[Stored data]
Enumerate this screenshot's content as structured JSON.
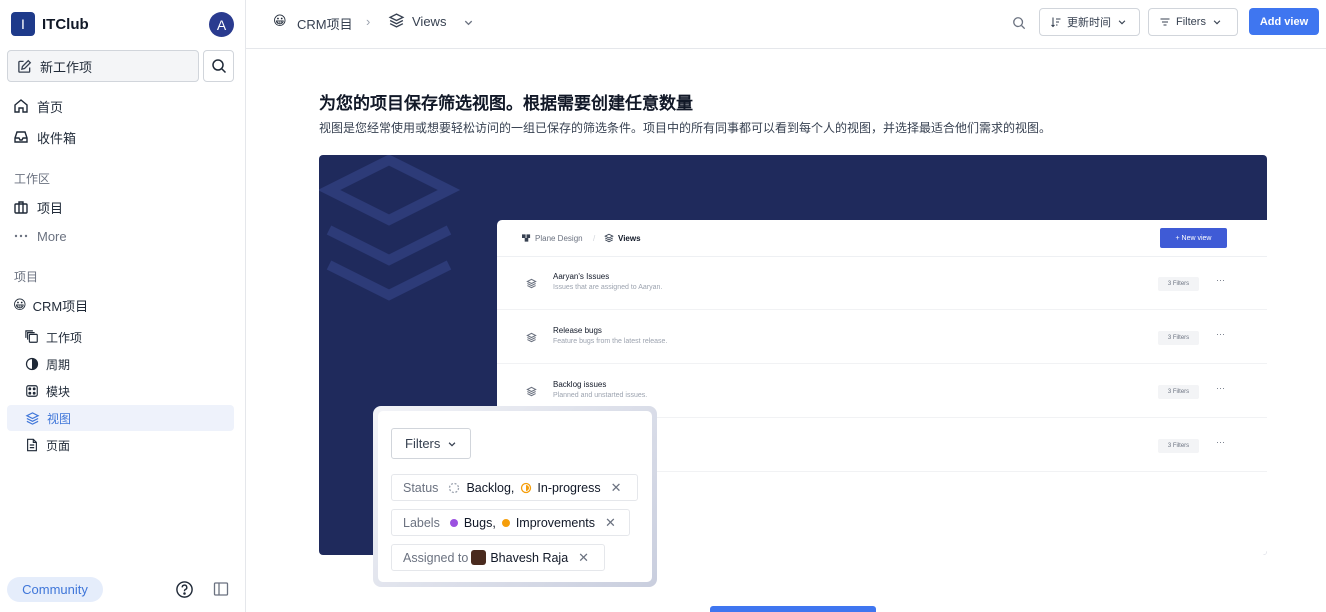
{
  "workspace": {
    "initial": "I",
    "name": "ITClub",
    "avatar": "A"
  },
  "sidebar": {
    "new_item": "新工作项",
    "nav": [
      {
        "label": "首页"
      },
      {
        "label": "收件箱"
      }
    ],
    "workspace_section": "工作区",
    "workspace_items": [
      {
        "label": "项目"
      },
      {
        "label": "More"
      }
    ],
    "projects_section": "项目",
    "project": {
      "emoji": "😀",
      "name": "CRM项目"
    },
    "project_items": [
      {
        "label": "工作项"
      },
      {
        "label": "周期"
      },
      {
        "label": "模块"
      },
      {
        "label": "视图",
        "active": true
      },
      {
        "label": "页面"
      }
    ],
    "community": "Community"
  },
  "header": {
    "project_emoji": "😀",
    "project": "CRM项目",
    "separator": "›",
    "page": "Views",
    "sort_label": "更新时间",
    "filters_label": "Filters",
    "add_view": "Add view"
  },
  "main": {
    "title": "为您的项目保存筛选视图。根据需要创建任意数量",
    "description": "视图是您经常使用或想要轻松访问的一组已保存的筛选条件。项目中的所有同事都可以看到每个人的视图，并选择最适合他们需求的视图。"
  },
  "illustration": {
    "breadcrumb_1": "Plane Design",
    "breadcrumb_sep": "/",
    "breadcrumb_2": "Views",
    "new_view": "+ New view",
    "rows": [
      {
        "name": "Aaryan's Issues",
        "sub": "Issues that are assigned to Aaryan.",
        "badge": "3 Filters"
      },
      {
        "name": "Release bugs",
        "sub": "Feature bugs from the latest release.",
        "badge": "3 Filters"
      },
      {
        "name": "Backlog issues",
        "sub": "Planned and unstarted issues.",
        "badge": "3 Filters"
      },
      {
        "name": "",
        "sub": "",
        "badge": "3 Filters"
      }
    ],
    "filters_button": "Filters",
    "status_key": "Status",
    "status_val_1": "Backlog,",
    "status_val_2": "In-progress",
    "labels_key": "Labels",
    "labels_val_1": "Bugs,",
    "labels_val_2": "Improvements",
    "assigned_key": "Assigned to",
    "assigned_val": "Bhavesh Raja",
    "remove_glyph": "✕",
    "more_glyph": "···",
    "colors": {
      "bugs": "#9b51e0",
      "improvements": "#f59e0b",
      "banner": "#1f2a5c",
      "accent": "#3f76f0"
    }
  }
}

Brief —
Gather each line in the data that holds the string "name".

Solution below —
    "name": "ITClub",
      "name": "CRM项目"
        "name": "Aaryan's Issues",
        "name": "Release bugs",
        "name": "Backlog issues",
        "name": "",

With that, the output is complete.